A US budget deal aimed at easing spending limits and preventing a government shutdown was passed by the House on Thursday.
The bill is expected to win approval in the Senate next week.
Political wrangling over a budget deal was one of the factors that had led some market experts to believe that the Federal Reserve would not announce a tapering of its $85 billion a month bond-buying programme.
October’s government shenanigans-led shutdown cost an estimated $24 billion to the US economy, and it seemed unlikely that the Fed would add to the pressure on the economy by announcing a pullback in monetary stimulus weeks before yet another deadline for coming up with a budget deal (and possibly another round of government shenanigans) comes hurtling down (January 15 is the deadline for the expiry of current funding plans).
So now that a watered-down budget deal seems set to sail through Congress, will the Fed feel more confident about easing the throttle on its monetary stimulus in December?
A lot of observers believe the odds of that happening are improving now, especially after better than expected economic data (US GDP data and the jobs report pleasantly surprised everyone).

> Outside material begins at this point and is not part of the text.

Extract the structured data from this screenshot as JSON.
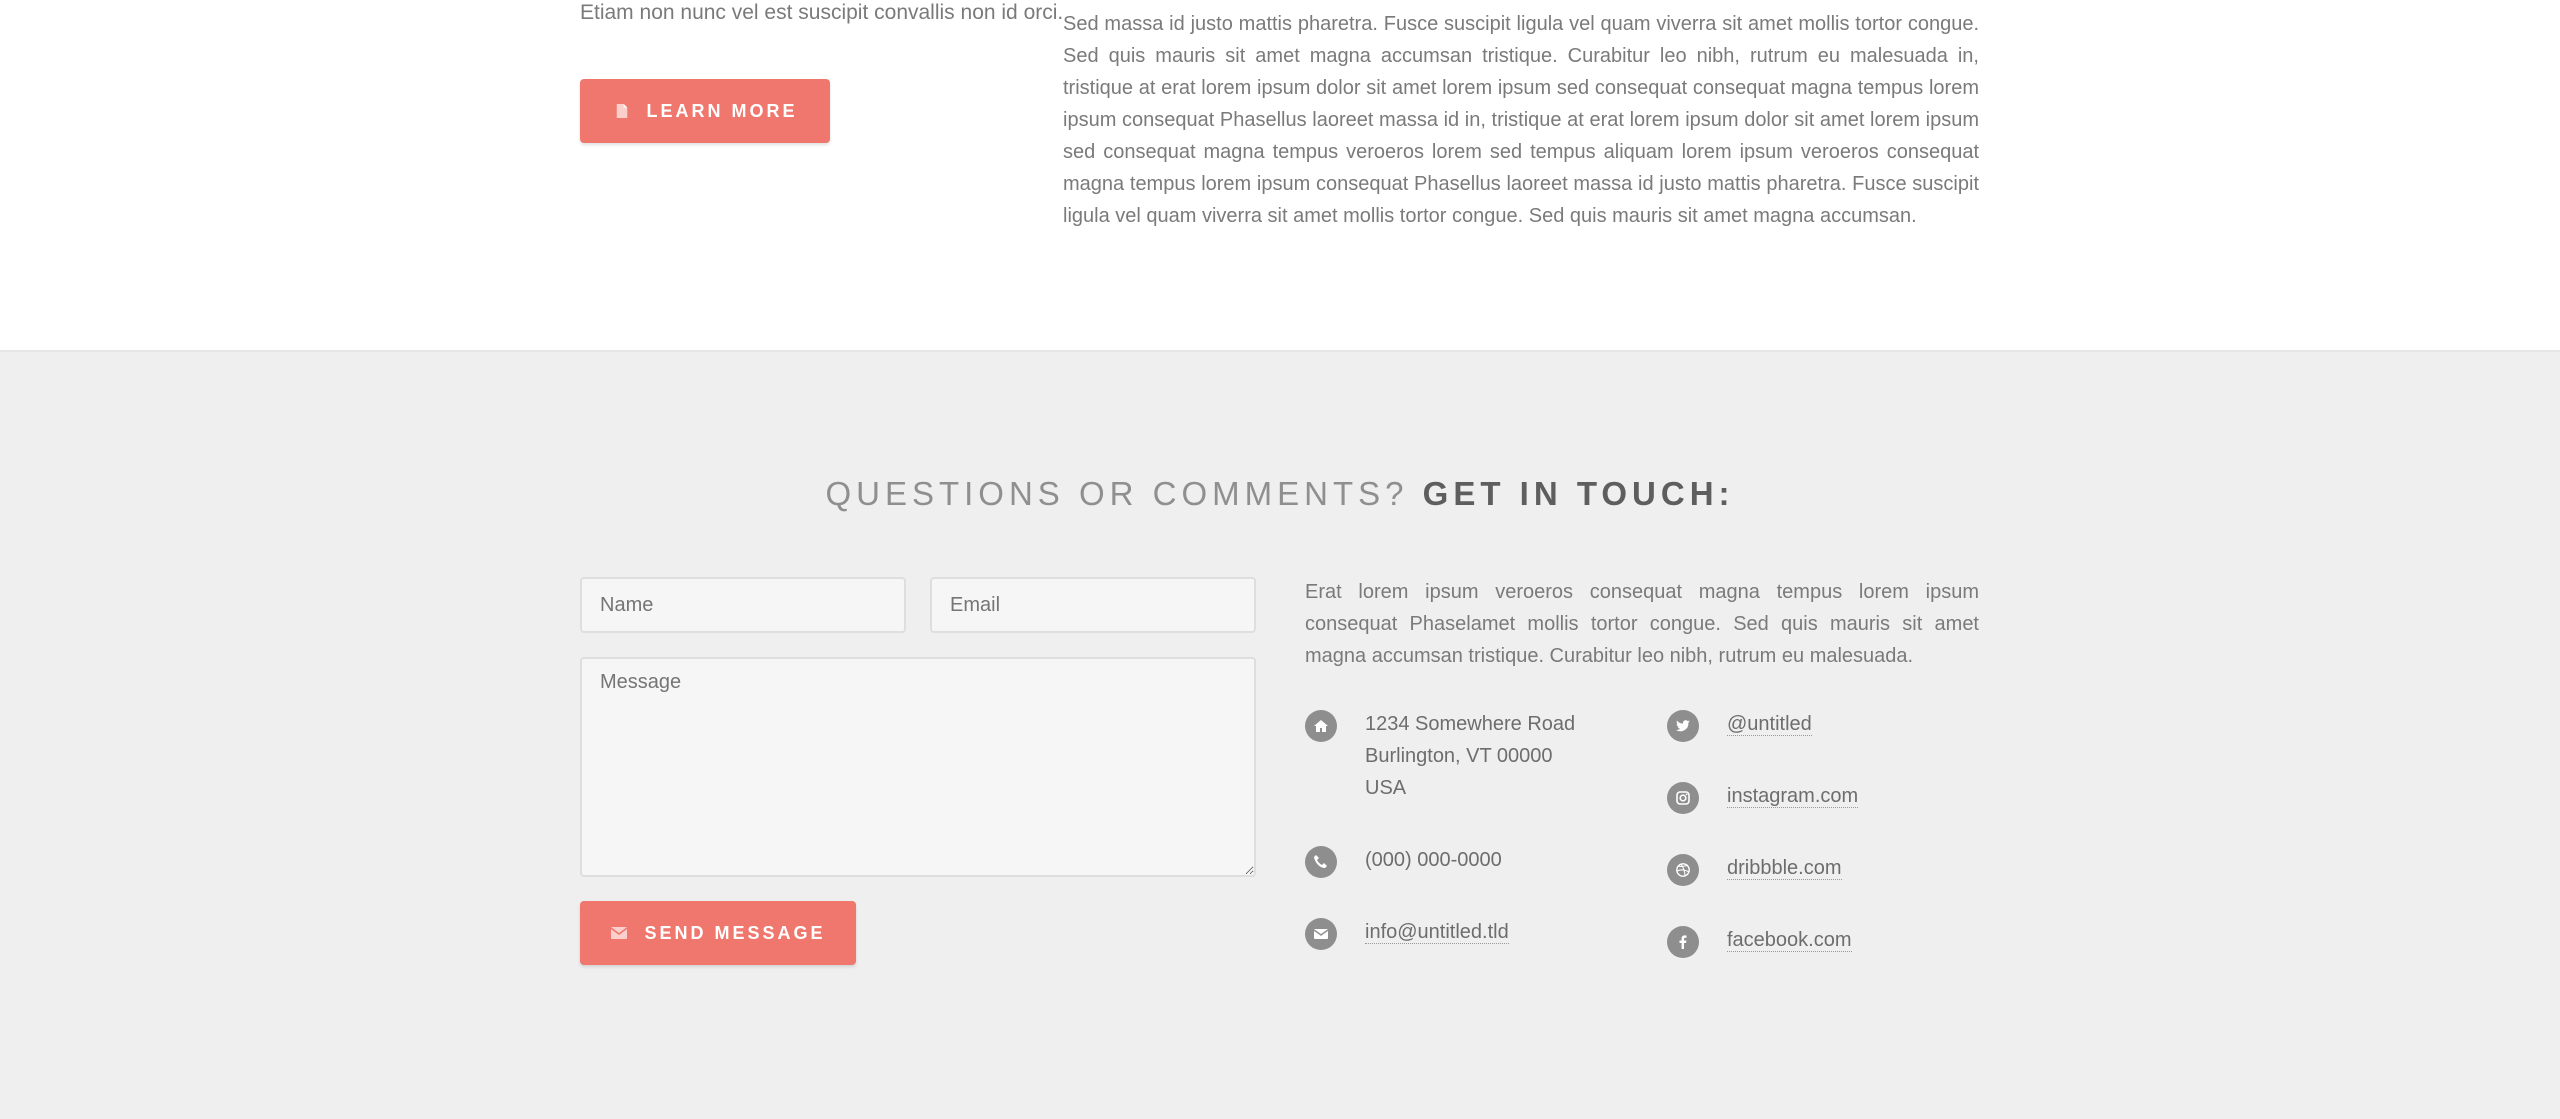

The currency markets are operating on the assumption that the Fed will begin reducing its monetary drip-feed from next week: the dollar hit a five-year high against the Japanese yen on Friday, indicating that markets are veering to the view that the taper will come sooner rather than later.The dollar was trading at 103.92 yen in afternoon Asian trade.
The dollar is gaining strength because a taper, in theory, reduces the amount of dollars out there, which in turn, pushes up the value of the currency.
Translation: the markets believe the taper is coming next week.
I still think the Fed will hold back from announcing any tapering next week (the Fed will hold its last meeting of the year on December 17-18), preferring instead to sit on its haunches and wait for a couple of months to reassure itself that the recent positive economic developments are sustainable.
It is possible, however, that it could announce a timeline for tapering next week (an actual pull-back of stimulus could start in January or March).
Of course, there are several experts out there who think that the stimulus will continue forever, and this CNBC video interview contains an interesting contrarian view from economist James Shrugg of Westpac, who calls the tapering plan a ‘hoax’.
That may be stretching things a bit, but it’s an interesting interview nevertheless.
In any case, with five days to go, the countdown has begun.
I don’t know about you, but I can’t wait for December 18.